  • I still basically agree with the points I think I am trying to make, though one thing I wish I had talked about more in this essay (and in the Kairos piece, for that matter) is the extent to which improving blogging tools make certain aspects of blogging, such as interaction, better than they were. Well, maybe that can be the next essay.

Oh yeah: there’s other essays in this issue, too.

I don’t have any use for it in a small writing class (at least I don’t think I do…), but these “clickers” that are surfacing in lecture hall classes are really interesting. It’s kind of a gimmick, sure, but I bet it really does keep students interested. Interestingly though, some of the other articles are talking about using technologies (video, for example) as a “hook” to keep students (the proverbial “MTV generation?”) interested.

There’s a piece called “Hold a Socratic Chair” that I thought was pretty interesting because I’m going to be teaching an all online class for the first time in the fall. It’s about a guy who teaches at Concord University School of Law, which offers a completely online degree. And then there’s a bunch of stuff I’ll need to read later, a piece by Janet Murray, an interestingly titled essay called “Why Many Faculty Members Aren’t Excited About Technology,” an article about course management tools that might come in handy for a different project, and some other things I’m not going to mention now.

Anyway, go buy it now. Good reading.

Update:
Jeff’s question in his comment prompted me to ask the folks at the CHE if I could reprint/repost my essay here. They said I could republish it anywhere I wanted as long as I acknowledged that it first appeared in The Chronicle of Higher Education.

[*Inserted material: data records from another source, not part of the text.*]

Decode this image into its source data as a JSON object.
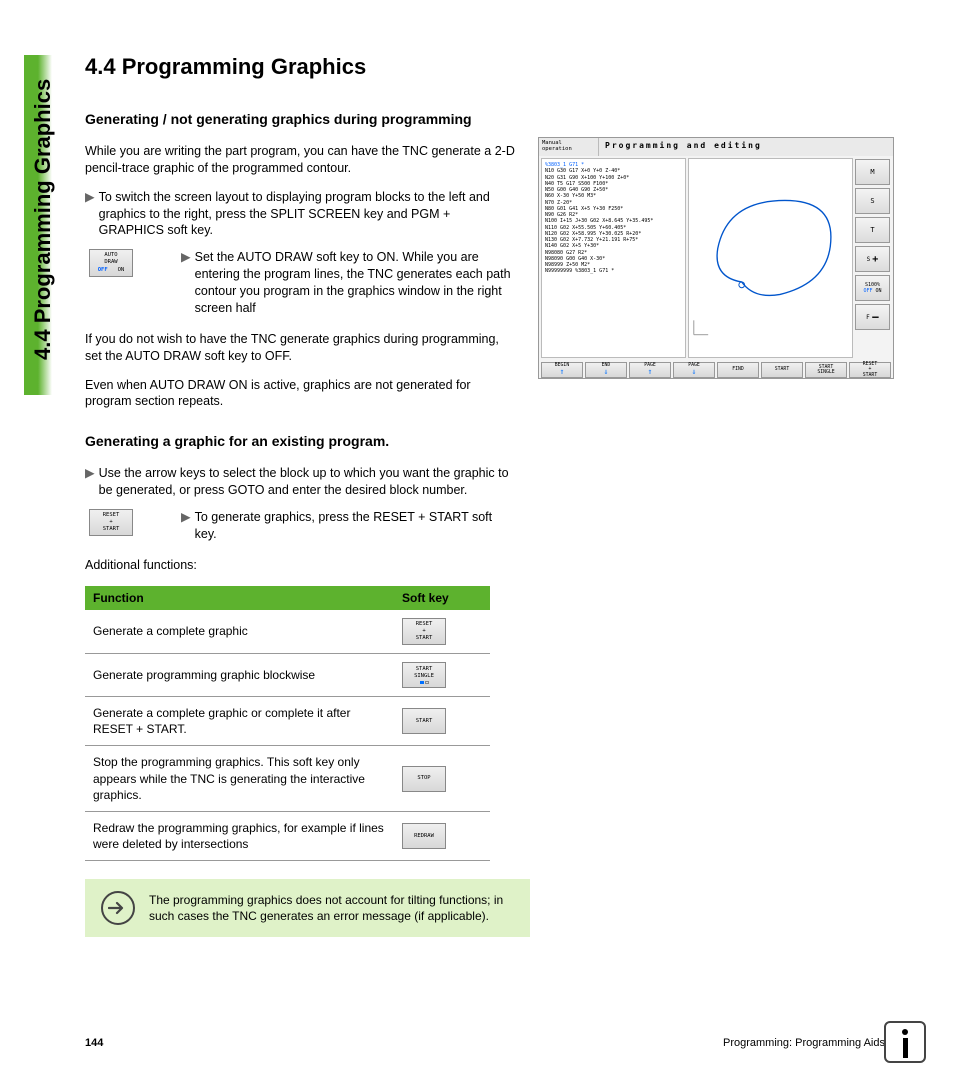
{
  "side_label": "4.4 Programming Graphics",
  "heading": "4.4   Programming Graphics",
  "sec1": {
    "title": "Generating / not generating graphics during programming",
    "p1": "While you are writing the part program, you can have the TNC generate a 2-D pencil-trace graphic of the programmed contour.",
    "b1": "To switch the screen layout to displaying program blocks to the left and graphics to the right, press the SPLIT SCREEN key and PGM + GRAPHICS soft key.",
    "sk1_l1": "AUTO",
    "sk1_l2": "DRAW",
    "sk1_off": "OFF",
    "sk1_on": "ON",
    "b2": "Set the AUTO DRAW soft key to ON. While you are entering the program lines, the TNC generates each path contour you program in the graphics window in the right screen half",
    "p2": "If you do not wish to have the TNC generate graphics during programming, set the AUTO DRAW soft key to OFF.",
    "p3": "Even when AUTO DRAW ON is active, graphics are not generated for program section repeats."
  },
  "sec2": {
    "title": "Generating a graphic for an existing program.",
    "b1": "Use the arrow keys to select the block up to which you want the graphic to be generated, or press GOTO and enter the desired block number.",
    "sk_l1": "RESET",
    "sk_l2": "+",
    "sk_l3": "START",
    "b2": "To generate graphics, press the RESET + START soft key.",
    "add": "Additional functions:"
  },
  "table": {
    "h1": "Function",
    "h2": "Soft key",
    "rows": [
      {
        "f": "Generate a complete graphic",
        "k": [
          "RESET",
          "+",
          "START"
        ]
      },
      {
        "f": "Generate programming graphic blockwise",
        "k": [
          "START",
          "SINGLE"
        ],
        "mini": true
      },
      {
        "f": "Generate a complete graphic or complete it after RESET + START.",
        "k": [
          "START"
        ]
      },
      {
        "f": "Stop the programming graphics. This soft key only appears while the TNC is generating the interactive graphics.",
        "k": [
          "STOP"
        ]
      },
      {
        "f": "Redraw the programming graphics, for example if lines were deleted by intersections",
        "k": [
          "REDRAW"
        ]
      }
    ]
  },
  "note": "The programming graphics does not account for tilting functions; in such cases the TNC generates an error message (if applicable).",
  "footer": {
    "page": "144",
    "chap": "Programming: Programming Aids"
  },
  "screenshot": {
    "mode": "Manual\noperation",
    "title": "Programming and editing",
    "code": "%3803_1 G71 *\nN10 G30 G17 X+0 Y+0 Z-40*\nN20 G31 G90 X+100 Y+100 Z+0*\nN40 T5 G17 S500 F100*\nN50 G00 G40 G90 Z+50*\nN60 X-30 Y+50 M3*\nN70 Z-20*\nN80 G01 G41 X+5 Y+30 F250*\nN90 G26 R2*\nN100 I+15 J+30 G02 X+8.645 Y+35.495*\nN110 G02 X+55.505 Y+60.405*\nN120 G02 X+58.995 Y+30.025 R+20*\nN130 G02 X+7.732 Y+21.191 R+75*\nN140 G02 X+5 Y+30*\nN98080 G27 R2*\nN98090 G00 G40 X-30*\nN98999 Z+50 M2*\nN99999999 %3803_1 G71 *",
    "softkeys": [
      "BEGIN",
      "END",
      "PAGE",
      "PAGE",
      "FIND",
      "START",
      "START\nSINGLE",
      "RESET\n+\nSTART"
    ],
    "side": [
      "M",
      "S",
      "T",
      "S",
      "S100%",
      "F"
    ]
  }
}
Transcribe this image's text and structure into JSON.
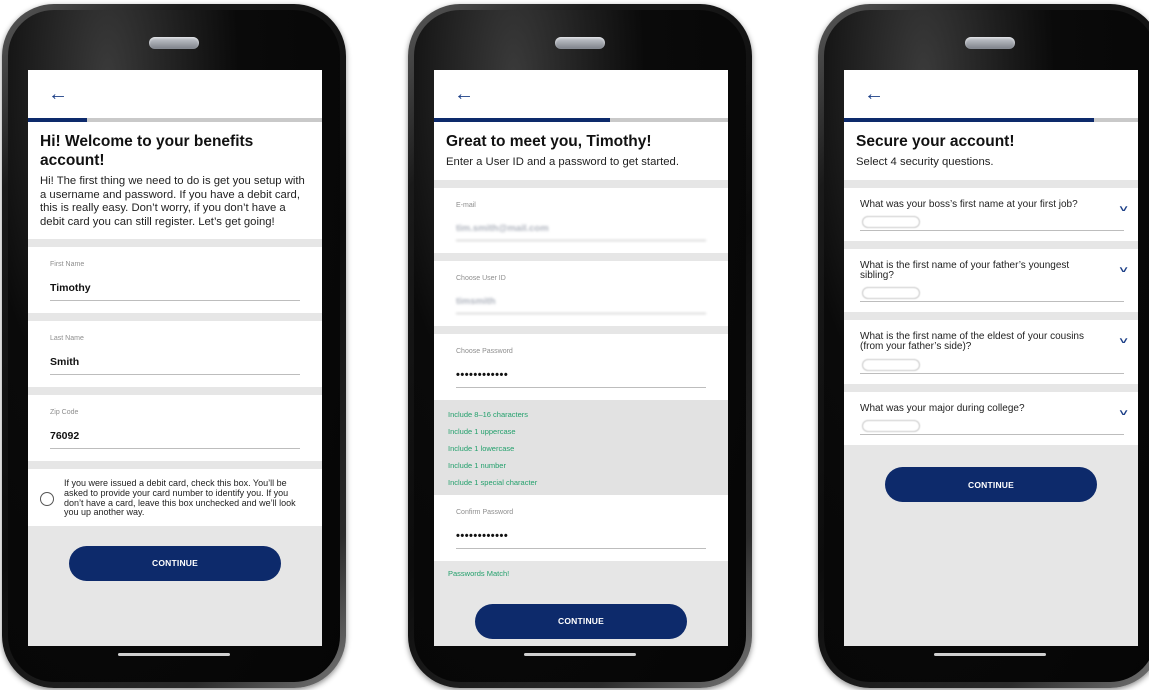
{
  "screen1": {
    "back_icon": "arrow-left-icon",
    "progress": 0.2,
    "title": "Hi! Welcome to your benefits account!",
    "intro": "Hi! The first thing we need to do is get you setup with a username and password. If you have a debit card, this is really easy. Don’t worry, if you don’t have a debit card you can still register. Let’s get going!",
    "fields": [
      {
        "label": "First Name",
        "value": "Timothy"
      },
      {
        "label": "Last Name",
        "value": "Smith"
      },
      {
        "label": "Zip Code",
        "value": "76092"
      }
    ],
    "checkbox_text": "If you were issued a debit card, check this box. You’ll be asked to provide your card number to identify you. If you don’t have a card, leave this box unchecked and we’ll look you up another way.",
    "continue": "CONTINUE"
  },
  "screen2": {
    "back_icon": "arrow-left-icon",
    "progress": 0.6,
    "title": "Great to meet you, Timothy!",
    "subtitle": "Enter a User ID and a password to get started.",
    "email_label": "E-mail",
    "email_value": "tim.smith@mail.com",
    "userid_label": "Choose User ID",
    "userid_value": "timsmith",
    "password_label": "Choose Password",
    "password_value": "••••••••••••",
    "rules": [
      "Include 8–16 characters",
      "Include 1 uppercase",
      "Include 1 lowercase",
      "Include 1 number",
      "Include 1 special character"
    ],
    "confirm_label": "Confirm Password",
    "confirm_value": "••••••••••••",
    "match": "Passwords Match!",
    "continue": "CONTINUE"
  },
  "screen3": {
    "back_icon": "arrow-left-icon",
    "progress": 0.85,
    "title": "Secure your account!",
    "subtitle": "Select 4 security questions.",
    "questions": [
      "What was your boss’s first name at your first job?",
      "What is the first name of your father’s youngest sibling?",
      "What is the first name of the eldest of your cousins (from your father’s side)?",
      "What was your major during college?"
    ],
    "continue": "CONTINUE"
  },
  "colors": {
    "brand": "#0d2a6b",
    "success": "#23a06c"
  }
}
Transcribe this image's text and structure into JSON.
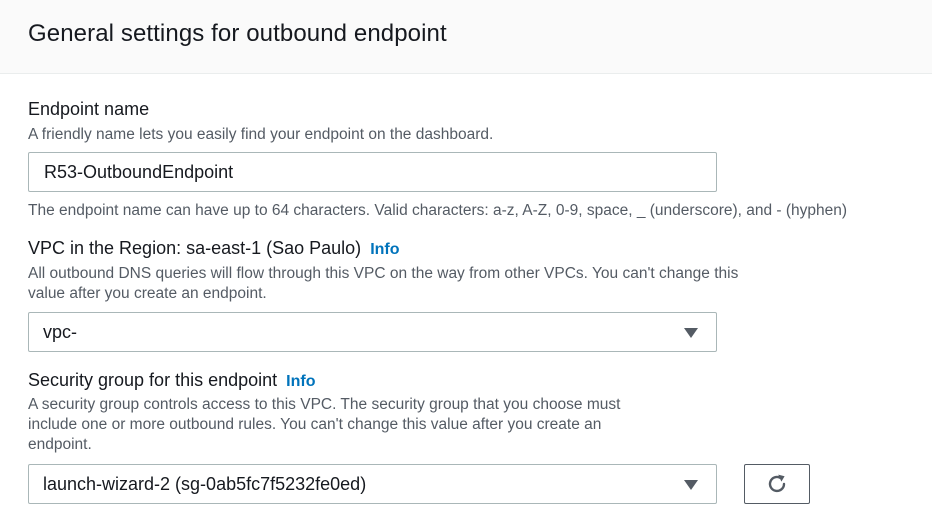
{
  "panel": {
    "title": "General settings for outbound endpoint"
  },
  "endpoint_name": {
    "label": "Endpoint name",
    "description": "A friendly name lets you easily find your endpoint on the dashboard.",
    "value": "R53-OutboundEndpoint",
    "constraint": "The endpoint name can have up to 64 characters. Valid characters: a-z, A-Z, 0-9, space, _ (underscore), and - (hyphen)"
  },
  "vpc": {
    "label": "VPC in the Region: sa-east-1 (Sao Paulo)",
    "info": "Info",
    "description_line1": "All outbound DNS queries will flow through this VPC on the way from other VPCs. You can't change this",
    "description_line2": "value after you create an endpoint.",
    "selected": "vpc-"
  },
  "security_group": {
    "label": "Security group for this endpoint",
    "info": "Info",
    "description_line1": "A security group controls access to this VPC. The security group that you choose must",
    "description_line2": "include one or more outbound rules. You can't change this value after you create an",
    "description_line3": "endpoint.",
    "selected": "launch-wizard-2 (sg-0ab5fc7f5232fe0ed)"
  },
  "icons": {
    "dropdown": "caret-down-icon",
    "refresh": "refresh-icon"
  },
  "colors": {
    "link": "#0073bb",
    "header_bg": "#fafafa",
    "text": "#16191f",
    "secondary_text": "#545b64",
    "border": "#aab7b8"
  }
}
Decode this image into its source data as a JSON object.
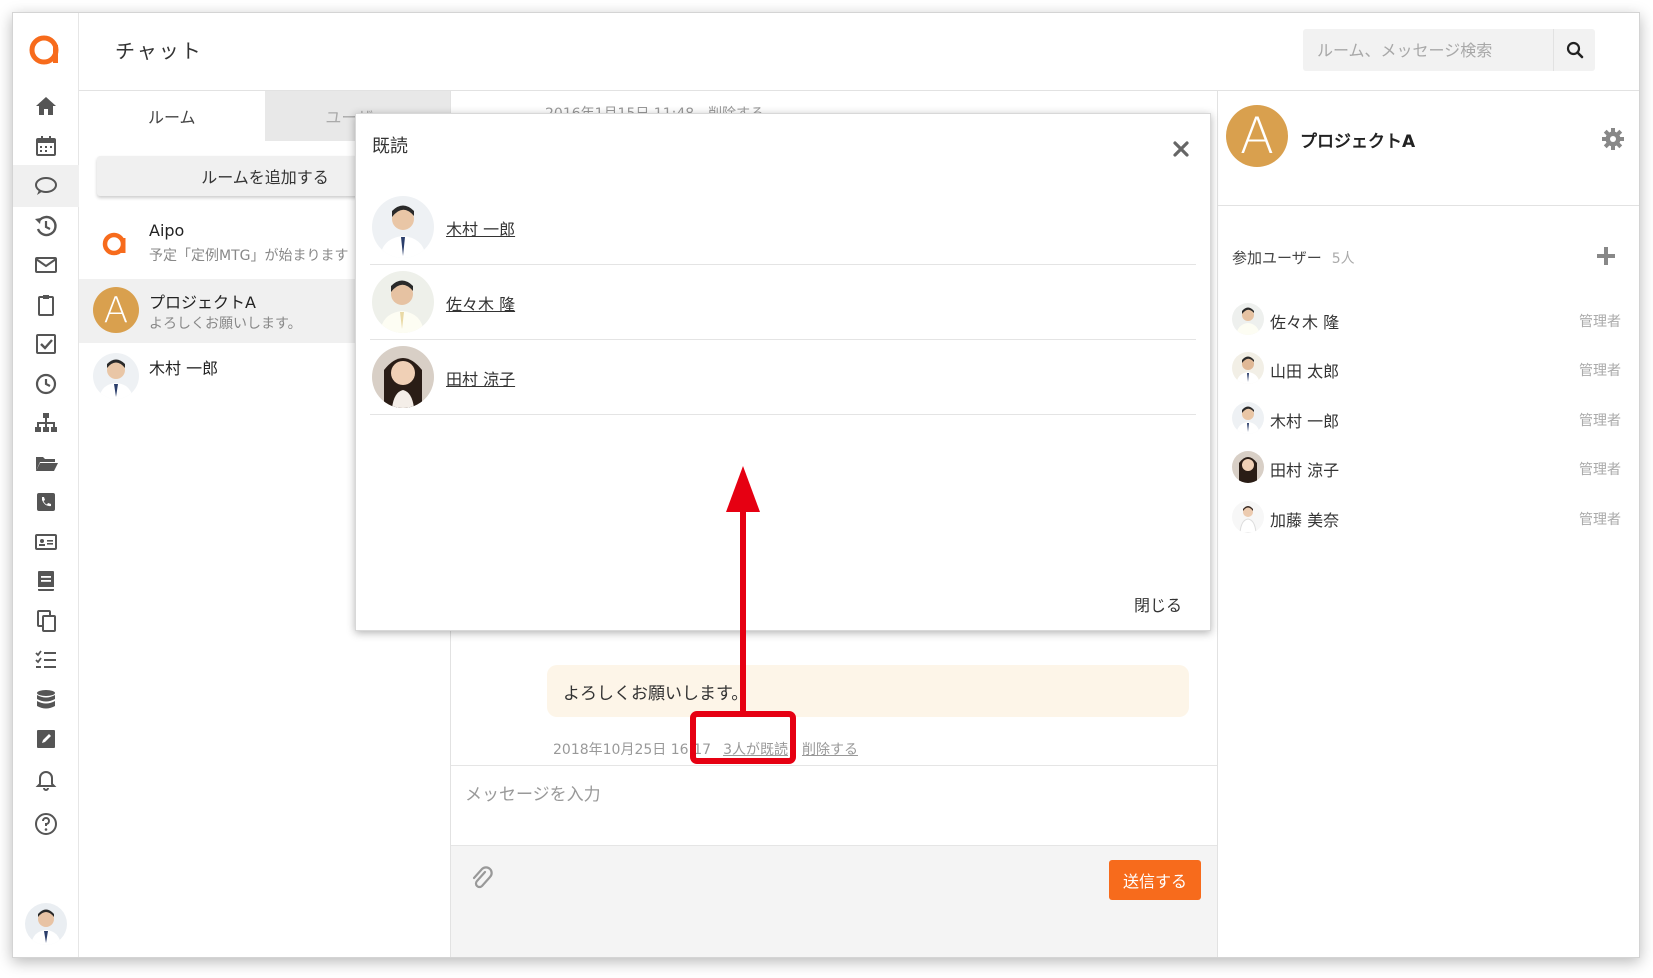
{
  "header": {
    "title": "チャット",
    "search_placeholder": "ルーム、メッセージ検索"
  },
  "room_list": {
    "tabs": [
      {
        "label": "ルーム",
        "active": true
      },
      {
        "label": "ユーザー",
        "active": false
      }
    ],
    "add_room_label": "ルームを追加する",
    "rooms": [
      {
        "name": "Aipo",
        "preview": "予定「定例MTG」が始まります"
      },
      {
        "name": "プロジェクトA",
        "preview": "よろしくお願いします。",
        "avatar_letter": "A",
        "active": true
      },
      {
        "name": "木村 一郎",
        "preview": ""
      }
    ]
  },
  "messages": {
    "first_meta": {
      "timestamp": "2016年1月15日 11:48",
      "delete_label": "削除する"
    },
    "last_message": {
      "text": "よろしくお願いします。",
      "timestamp": "2018年10月25日 16:17",
      "read_label": "3人が既読",
      "delete_label": "削除する"
    },
    "compose_placeholder": "メッセージを入力",
    "send_label": "送信する"
  },
  "right_panel": {
    "avatar_letter": "A",
    "room_title": "プロジェクトA",
    "members_label": "参加ユーザー",
    "members_count": "5人",
    "members": [
      {
        "name": "佐々木 隆",
        "role": "管理者"
      },
      {
        "name": "山田 太郎",
        "role": "管理者"
      },
      {
        "name": "木村 一郎",
        "role": "管理者"
      },
      {
        "name": "田村 涼子",
        "role": "管理者"
      },
      {
        "name": "加藤 美奈",
        "role": "管理者"
      }
    ]
  },
  "modal": {
    "title": "既読",
    "readers": [
      {
        "name": "木村 一郎"
      },
      {
        "name": "佐々木 隆"
      },
      {
        "name": "田村 涼子"
      }
    ],
    "close_label": "閉じる"
  },
  "colors": {
    "brand_orange": "#f76b1c",
    "avatar_gold": "#d9a04e",
    "annotation_red": "#e60012",
    "bubble_bg": "#fdf5e8"
  },
  "icons": [
    "home-icon",
    "calendar-icon",
    "chat-icon",
    "history-icon",
    "mail-icon",
    "clipboard-icon",
    "checkbox-icon",
    "clock-icon",
    "org-chart-icon",
    "folder-icon",
    "phone-icon",
    "id-card-icon",
    "notebook-icon",
    "copy-icon",
    "todo-list-icon",
    "database-icon",
    "edit-icon",
    "bell-icon",
    "help-icon"
  ]
}
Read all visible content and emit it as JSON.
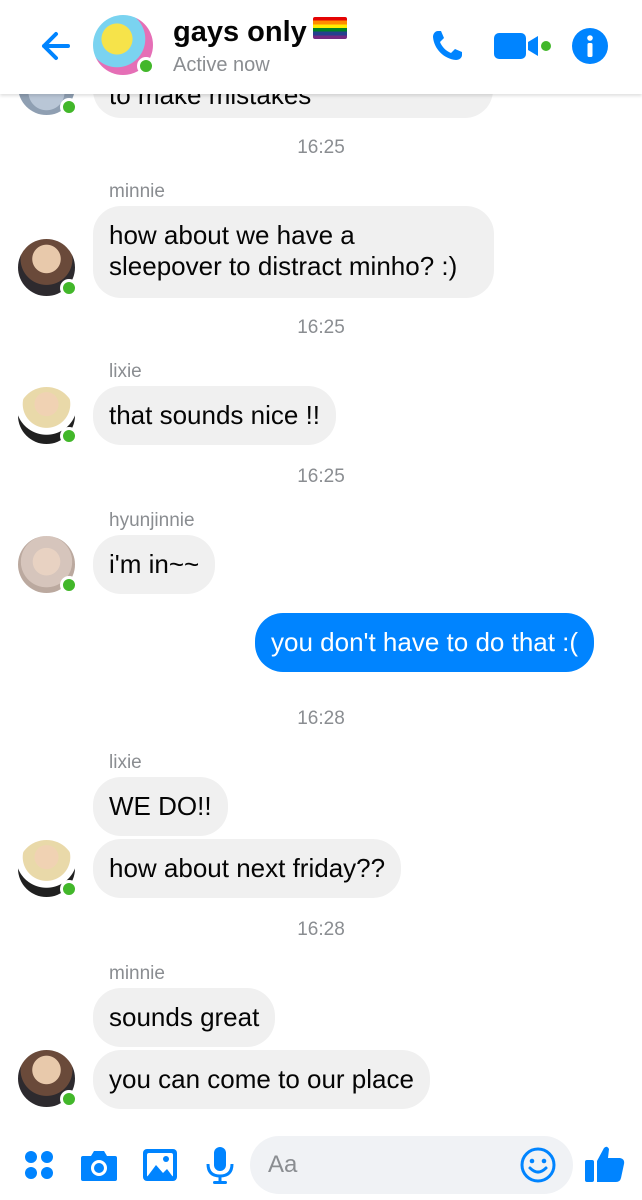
{
  "header": {
    "title": "gays only",
    "status": "Active now",
    "icons": [
      "back-arrow-icon",
      "phone-icon",
      "video-camera-icon",
      "info-icon"
    ]
  },
  "colors": {
    "accent": "#0084ff",
    "online": "#42b72a",
    "incoming_bubble": "#f0f0f0",
    "timestamp": "#8a8d91"
  },
  "messages": {
    "partial_text": "to make mistakes",
    "t1": "16:25",
    "m1_sender": "minnie",
    "m1_line1": "how about we have a",
    "m1_line2": "sleepover to distract minho? :)",
    "t2": "16:25",
    "m2_sender": "lixie",
    "m2_text": "that sounds nice !!",
    "t3": "16:25",
    "m3_sender": "hyunjinnie",
    "m3_text": "i'm in~~",
    "out1": "you don't have to do that :(",
    "t4": "16:28",
    "m4_sender": "lixie",
    "m4_text1": "WE DO!!",
    "m4_text2": "how about next friday??",
    "t5": "16:28",
    "m5_sender": "minnie",
    "m5_text1": "sounds great",
    "m5_text2": "you can come to our place"
  },
  "composer": {
    "placeholder": "Aa",
    "icons": [
      "more-actions-icon",
      "camera-icon",
      "gallery-icon",
      "microphone-icon",
      "emoji-icon",
      "thumbs-up-icon"
    ]
  }
}
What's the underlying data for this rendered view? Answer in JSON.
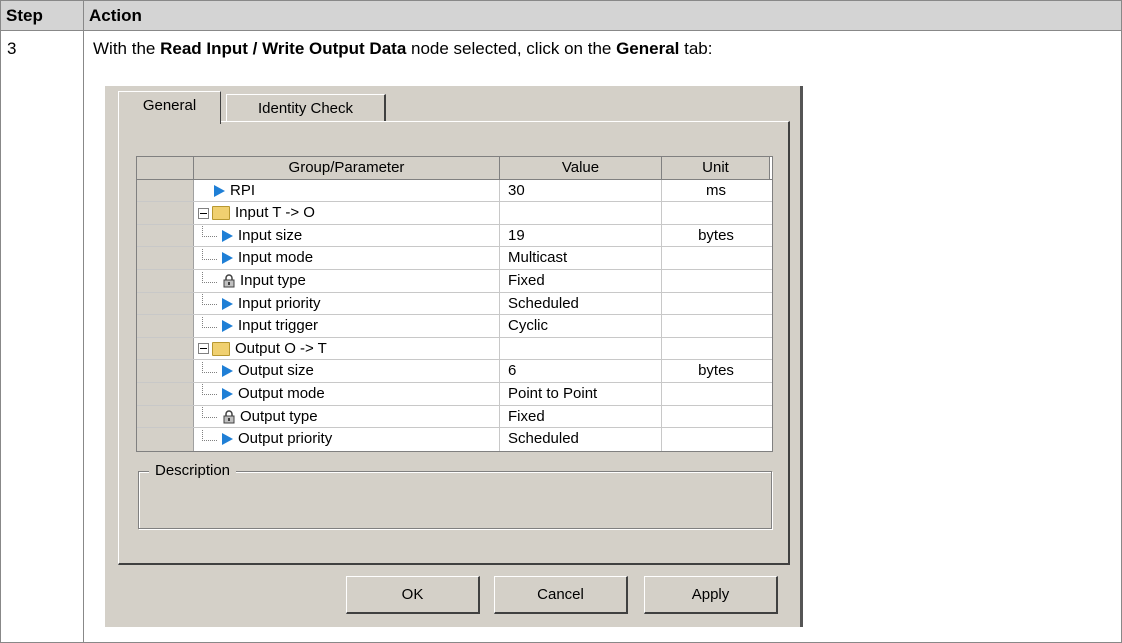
{
  "table": {
    "header_step": "Step",
    "header_action": "Action",
    "step_number": "3",
    "instruction": {
      "part1": "With the ",
      "bold1": "Read Input / Write Output Data",
      "part2": " node selected, click on the ",
      "bold2": "General",
      "part3": " tab:"
    }
  },
  "dialog": {
    "tabs": [
      "General",
      "Identity Check"
    ],
    "active_tab": "General",
    "grid": {
      "columns": [
        "Group/Parameter",
        "Value",
        "Unit"
      ],
      "rows": [
        {
          "icon": "blue-triangle",
          "indent": 1,
          "name": "RPI",
          "value": "30",
          "unit": "ms"
        },
        {
          "icon": "folder",
          "indent": 0,
          "expander": "minus",
          "name": "Input T -> O",
          "value": "",
          "unit": ""
        },
        {
          "icon": "blue-triangle",
          "indent": 2,
          "name": "Input size",
          "value": "19",
          "unit": "bytes"
        },
        {
          "icon": "blue-triangle",
          "indent": 2,
          "name": "Input mode",
          "value": "Multicast",
          "unit": ""
        },
        {
          "icon": "lock",
          "indent": 2,
          "name": "Input type",
          "value": "Fixed",
          "unit": ""
        },
        {
          "icon": "blue-triangle",
          "indent": 2,
          "name": "Input priority",
          "value": "Scheduled",
          "unit": ""
        },
        {
          "icon": "blue-triangle",
          "indent": 2,
          "name": "Input trigger",
          "value": "Cyclic",
          "unit": ""
        },
        {
          "icon": "folder",
          "indent": 0,
          "expander": "minus",
          "name": "Output O -> T",
          "value": "",
          "unit": ""
        },
        {
          "icon": "blue-triangle",
          "indent": 2,
          "name": "Output size",
          "value": "6",
          "unit": "bytes"
        },
        {
          "icon": "blue-triangle",
          "indent": 2,
          "name": "Output mode",
          "value": "Point to Point",
          "unit": ""
        },
        {
          "icon": "lock",
          "indent": 2,
          "name": "Output type",
          "value": "Fixed",
          "unit": ""
        },
        {
          "icon": "blue-triangle",
          "indent": 2,
          "name": "Output priority",
          "value": "Scheduled",
          "unit": ""
        }
      ]
    },
    "description_label": "Description",
    "buttons": {
      "ok": "OK",
      "cancel": "Cancel",
      "apply": "Apply"
    }
  },
  "colors": {
    "header_bg": "#d4d4d4",
    "dialog_bg": "#d4d0c8",
    "param_icon": "#1f7fd6",
    "folder": "#f0d070"
  }
}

So there ya go.

My scan of the article (saved as a PDF file)
is pretty bad, so if anyone has an electronic version of this from the CHE web site, I’d appreciate it if you could send it to me. Thanks in advance.